[PROBLEM TO SOLVE]: Filter the entries and keep only the lines where the string "Requests" appears.

[DATASET RECORDS]:

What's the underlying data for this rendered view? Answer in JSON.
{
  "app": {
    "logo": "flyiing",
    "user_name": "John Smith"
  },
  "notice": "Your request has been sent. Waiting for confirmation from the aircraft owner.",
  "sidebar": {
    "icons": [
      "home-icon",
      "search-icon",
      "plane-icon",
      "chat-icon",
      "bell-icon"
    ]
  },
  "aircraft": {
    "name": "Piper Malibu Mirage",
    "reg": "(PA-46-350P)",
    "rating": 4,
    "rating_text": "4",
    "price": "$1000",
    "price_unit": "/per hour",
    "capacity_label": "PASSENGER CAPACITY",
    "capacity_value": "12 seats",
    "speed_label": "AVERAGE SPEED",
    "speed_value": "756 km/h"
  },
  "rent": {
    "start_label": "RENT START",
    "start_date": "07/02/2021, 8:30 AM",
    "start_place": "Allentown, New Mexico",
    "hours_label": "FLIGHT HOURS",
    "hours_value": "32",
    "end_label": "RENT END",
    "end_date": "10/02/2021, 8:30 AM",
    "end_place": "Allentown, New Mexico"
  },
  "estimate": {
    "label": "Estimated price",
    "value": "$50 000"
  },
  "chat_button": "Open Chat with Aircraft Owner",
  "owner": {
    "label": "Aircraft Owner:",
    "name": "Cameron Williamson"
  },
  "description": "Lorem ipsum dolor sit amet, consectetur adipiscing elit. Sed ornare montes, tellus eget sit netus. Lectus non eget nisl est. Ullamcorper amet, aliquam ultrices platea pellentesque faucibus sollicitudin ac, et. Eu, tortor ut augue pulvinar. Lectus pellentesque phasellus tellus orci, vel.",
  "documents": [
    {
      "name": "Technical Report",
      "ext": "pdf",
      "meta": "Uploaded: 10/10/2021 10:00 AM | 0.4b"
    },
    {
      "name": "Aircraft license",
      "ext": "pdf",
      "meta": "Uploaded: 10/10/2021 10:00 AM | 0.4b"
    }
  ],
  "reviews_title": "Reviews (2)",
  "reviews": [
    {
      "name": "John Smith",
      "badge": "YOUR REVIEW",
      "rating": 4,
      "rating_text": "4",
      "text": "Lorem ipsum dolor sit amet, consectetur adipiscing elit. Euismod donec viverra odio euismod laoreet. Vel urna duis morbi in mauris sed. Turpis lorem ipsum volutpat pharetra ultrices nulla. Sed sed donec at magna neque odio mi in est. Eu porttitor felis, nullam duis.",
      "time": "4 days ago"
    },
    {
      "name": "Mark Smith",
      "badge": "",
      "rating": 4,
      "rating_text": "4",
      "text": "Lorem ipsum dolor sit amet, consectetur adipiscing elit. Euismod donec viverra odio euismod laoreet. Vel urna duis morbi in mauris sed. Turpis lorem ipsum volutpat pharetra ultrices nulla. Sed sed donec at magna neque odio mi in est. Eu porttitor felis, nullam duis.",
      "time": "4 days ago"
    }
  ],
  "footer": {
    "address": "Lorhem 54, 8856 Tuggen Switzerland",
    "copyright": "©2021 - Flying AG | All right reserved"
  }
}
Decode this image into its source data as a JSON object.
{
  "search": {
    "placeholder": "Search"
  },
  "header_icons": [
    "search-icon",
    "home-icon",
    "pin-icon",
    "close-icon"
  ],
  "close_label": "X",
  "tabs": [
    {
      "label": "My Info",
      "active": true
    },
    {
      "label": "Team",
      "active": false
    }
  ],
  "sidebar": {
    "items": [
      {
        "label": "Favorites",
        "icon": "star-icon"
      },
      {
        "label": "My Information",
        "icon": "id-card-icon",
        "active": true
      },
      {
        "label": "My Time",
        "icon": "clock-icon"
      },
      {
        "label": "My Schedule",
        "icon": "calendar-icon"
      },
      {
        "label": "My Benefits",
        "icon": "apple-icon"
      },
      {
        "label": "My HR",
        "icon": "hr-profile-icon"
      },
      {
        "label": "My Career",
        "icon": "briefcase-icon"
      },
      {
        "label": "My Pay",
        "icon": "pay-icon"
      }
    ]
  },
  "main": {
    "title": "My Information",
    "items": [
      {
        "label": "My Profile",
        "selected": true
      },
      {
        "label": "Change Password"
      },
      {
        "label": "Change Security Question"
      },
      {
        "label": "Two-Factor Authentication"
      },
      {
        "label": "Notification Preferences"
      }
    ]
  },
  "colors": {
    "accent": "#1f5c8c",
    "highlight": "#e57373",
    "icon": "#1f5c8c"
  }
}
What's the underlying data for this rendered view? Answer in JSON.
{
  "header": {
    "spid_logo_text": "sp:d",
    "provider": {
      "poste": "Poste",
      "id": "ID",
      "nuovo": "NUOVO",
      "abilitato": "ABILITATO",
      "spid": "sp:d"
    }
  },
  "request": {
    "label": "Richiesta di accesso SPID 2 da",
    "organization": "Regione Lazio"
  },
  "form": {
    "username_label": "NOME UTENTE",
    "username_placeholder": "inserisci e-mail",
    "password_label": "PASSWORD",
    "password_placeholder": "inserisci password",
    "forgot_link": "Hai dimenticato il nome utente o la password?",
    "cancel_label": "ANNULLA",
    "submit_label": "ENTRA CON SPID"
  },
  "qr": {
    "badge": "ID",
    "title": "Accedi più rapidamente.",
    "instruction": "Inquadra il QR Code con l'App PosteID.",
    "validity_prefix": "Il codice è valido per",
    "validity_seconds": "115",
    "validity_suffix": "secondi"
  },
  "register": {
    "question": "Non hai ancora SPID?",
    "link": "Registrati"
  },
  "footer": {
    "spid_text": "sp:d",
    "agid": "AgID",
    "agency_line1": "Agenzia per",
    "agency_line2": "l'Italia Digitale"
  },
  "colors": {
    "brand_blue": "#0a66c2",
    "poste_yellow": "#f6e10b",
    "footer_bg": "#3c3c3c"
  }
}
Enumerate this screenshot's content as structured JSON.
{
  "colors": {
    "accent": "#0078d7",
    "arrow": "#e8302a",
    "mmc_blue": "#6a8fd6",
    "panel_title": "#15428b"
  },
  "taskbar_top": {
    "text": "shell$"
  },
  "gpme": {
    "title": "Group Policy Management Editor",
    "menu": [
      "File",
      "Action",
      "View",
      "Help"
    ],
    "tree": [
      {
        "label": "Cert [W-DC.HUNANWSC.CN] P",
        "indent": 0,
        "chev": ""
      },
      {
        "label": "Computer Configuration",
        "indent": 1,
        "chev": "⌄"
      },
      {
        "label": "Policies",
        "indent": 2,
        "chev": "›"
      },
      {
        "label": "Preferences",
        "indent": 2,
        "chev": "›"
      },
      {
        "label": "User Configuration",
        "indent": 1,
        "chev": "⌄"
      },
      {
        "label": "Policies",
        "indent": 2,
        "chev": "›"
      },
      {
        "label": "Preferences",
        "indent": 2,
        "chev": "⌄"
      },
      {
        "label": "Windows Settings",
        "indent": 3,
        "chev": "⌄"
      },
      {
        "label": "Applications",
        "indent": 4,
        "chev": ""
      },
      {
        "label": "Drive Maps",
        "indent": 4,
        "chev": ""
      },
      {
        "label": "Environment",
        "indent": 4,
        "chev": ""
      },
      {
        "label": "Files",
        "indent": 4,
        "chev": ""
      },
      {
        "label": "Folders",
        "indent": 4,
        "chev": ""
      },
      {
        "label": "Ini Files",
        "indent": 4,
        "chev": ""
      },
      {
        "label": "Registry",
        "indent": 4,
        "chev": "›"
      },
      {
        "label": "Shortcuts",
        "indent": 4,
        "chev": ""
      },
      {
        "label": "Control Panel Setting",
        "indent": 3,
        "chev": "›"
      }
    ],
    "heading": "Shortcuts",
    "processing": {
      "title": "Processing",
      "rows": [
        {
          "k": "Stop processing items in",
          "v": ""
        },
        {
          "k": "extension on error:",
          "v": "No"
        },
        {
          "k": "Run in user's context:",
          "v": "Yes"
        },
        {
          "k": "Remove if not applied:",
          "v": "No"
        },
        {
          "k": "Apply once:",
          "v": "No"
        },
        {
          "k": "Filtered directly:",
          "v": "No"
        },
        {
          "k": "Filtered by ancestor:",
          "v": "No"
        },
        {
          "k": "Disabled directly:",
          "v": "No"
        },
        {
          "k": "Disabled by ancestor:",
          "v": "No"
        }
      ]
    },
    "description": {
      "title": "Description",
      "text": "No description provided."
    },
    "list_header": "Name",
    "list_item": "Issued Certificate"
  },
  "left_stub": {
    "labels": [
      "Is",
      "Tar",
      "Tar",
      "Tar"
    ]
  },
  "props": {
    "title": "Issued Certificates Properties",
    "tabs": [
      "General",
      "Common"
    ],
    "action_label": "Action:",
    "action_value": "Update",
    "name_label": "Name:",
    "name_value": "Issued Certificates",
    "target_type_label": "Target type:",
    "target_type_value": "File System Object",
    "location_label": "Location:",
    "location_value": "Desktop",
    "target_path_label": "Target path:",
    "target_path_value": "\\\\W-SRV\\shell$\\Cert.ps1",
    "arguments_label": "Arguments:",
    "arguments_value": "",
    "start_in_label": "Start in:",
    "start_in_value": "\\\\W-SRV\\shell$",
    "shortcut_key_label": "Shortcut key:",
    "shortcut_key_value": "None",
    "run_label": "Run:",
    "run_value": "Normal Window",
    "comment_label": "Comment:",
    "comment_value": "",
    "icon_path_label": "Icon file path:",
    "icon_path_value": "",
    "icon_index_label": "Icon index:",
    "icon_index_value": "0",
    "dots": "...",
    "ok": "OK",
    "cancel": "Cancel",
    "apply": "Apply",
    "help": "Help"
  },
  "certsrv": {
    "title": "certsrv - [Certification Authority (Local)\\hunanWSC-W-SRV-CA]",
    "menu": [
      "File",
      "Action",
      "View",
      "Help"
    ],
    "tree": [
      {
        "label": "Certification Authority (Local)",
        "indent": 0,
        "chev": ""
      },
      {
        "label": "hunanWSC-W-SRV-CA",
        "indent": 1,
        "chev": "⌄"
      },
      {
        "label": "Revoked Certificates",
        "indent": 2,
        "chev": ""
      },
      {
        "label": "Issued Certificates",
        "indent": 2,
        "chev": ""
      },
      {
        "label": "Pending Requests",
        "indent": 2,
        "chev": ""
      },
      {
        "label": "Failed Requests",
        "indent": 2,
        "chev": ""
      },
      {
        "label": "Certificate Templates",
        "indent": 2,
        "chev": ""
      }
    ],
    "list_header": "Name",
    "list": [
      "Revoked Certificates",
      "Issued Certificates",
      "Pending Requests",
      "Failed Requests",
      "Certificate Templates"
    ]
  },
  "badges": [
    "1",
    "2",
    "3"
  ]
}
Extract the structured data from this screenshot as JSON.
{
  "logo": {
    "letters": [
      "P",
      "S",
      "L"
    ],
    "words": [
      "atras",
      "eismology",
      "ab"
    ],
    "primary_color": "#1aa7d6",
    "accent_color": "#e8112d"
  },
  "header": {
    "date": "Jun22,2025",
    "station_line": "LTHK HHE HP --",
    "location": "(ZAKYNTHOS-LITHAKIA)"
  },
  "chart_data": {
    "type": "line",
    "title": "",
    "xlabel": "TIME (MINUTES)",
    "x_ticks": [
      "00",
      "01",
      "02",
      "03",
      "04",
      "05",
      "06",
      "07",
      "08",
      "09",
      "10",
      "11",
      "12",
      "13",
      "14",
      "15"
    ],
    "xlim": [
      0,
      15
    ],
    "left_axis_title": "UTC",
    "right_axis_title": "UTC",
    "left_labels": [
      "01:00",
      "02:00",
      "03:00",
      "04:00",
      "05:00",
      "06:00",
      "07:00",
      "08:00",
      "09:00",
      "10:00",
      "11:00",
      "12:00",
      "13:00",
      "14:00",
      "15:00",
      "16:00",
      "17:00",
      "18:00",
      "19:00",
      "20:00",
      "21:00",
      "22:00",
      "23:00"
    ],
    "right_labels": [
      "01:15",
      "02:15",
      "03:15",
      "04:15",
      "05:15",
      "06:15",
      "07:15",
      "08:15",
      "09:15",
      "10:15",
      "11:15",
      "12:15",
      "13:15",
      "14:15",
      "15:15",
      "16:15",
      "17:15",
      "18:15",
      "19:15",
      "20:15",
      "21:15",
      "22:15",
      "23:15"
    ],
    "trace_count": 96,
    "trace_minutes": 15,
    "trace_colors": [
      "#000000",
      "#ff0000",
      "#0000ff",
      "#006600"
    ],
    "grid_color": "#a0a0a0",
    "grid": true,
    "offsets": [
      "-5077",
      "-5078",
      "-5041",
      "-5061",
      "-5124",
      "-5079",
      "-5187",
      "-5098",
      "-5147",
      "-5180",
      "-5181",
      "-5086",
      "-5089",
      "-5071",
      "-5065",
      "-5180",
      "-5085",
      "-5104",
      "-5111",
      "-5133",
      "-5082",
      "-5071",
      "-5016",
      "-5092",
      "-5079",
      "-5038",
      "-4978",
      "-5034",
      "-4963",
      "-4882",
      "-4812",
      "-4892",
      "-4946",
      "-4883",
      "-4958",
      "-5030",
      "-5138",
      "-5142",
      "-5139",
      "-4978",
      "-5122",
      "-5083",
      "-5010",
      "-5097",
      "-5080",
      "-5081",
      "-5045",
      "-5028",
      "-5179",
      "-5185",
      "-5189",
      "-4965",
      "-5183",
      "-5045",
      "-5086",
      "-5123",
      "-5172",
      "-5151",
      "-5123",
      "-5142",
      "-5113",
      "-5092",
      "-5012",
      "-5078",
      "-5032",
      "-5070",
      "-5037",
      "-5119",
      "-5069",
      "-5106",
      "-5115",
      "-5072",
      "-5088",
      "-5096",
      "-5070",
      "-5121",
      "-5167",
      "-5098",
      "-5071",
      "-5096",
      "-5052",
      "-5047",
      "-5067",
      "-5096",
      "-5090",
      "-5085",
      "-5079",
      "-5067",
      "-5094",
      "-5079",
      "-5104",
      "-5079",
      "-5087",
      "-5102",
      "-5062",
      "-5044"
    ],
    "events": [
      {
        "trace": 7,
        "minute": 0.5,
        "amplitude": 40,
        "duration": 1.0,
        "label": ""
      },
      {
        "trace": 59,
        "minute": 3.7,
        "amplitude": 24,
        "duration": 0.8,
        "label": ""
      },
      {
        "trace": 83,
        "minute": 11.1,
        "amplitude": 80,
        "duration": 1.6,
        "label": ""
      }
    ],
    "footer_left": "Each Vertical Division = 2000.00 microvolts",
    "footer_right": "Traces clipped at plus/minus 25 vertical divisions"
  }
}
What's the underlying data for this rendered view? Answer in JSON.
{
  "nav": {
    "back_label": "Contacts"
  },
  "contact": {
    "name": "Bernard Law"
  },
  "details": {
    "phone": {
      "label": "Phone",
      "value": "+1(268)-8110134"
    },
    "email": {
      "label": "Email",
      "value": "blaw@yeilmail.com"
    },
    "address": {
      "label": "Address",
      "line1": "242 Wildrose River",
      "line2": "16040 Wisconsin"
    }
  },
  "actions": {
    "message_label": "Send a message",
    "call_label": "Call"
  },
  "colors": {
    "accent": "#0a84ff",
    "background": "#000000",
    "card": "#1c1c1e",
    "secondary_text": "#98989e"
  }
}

[COMPLETED EXERCISE]:
        "label": "Pending Requests",
        "label": "Failed Requests",
      "Pending Requests",
      "Failed Requests",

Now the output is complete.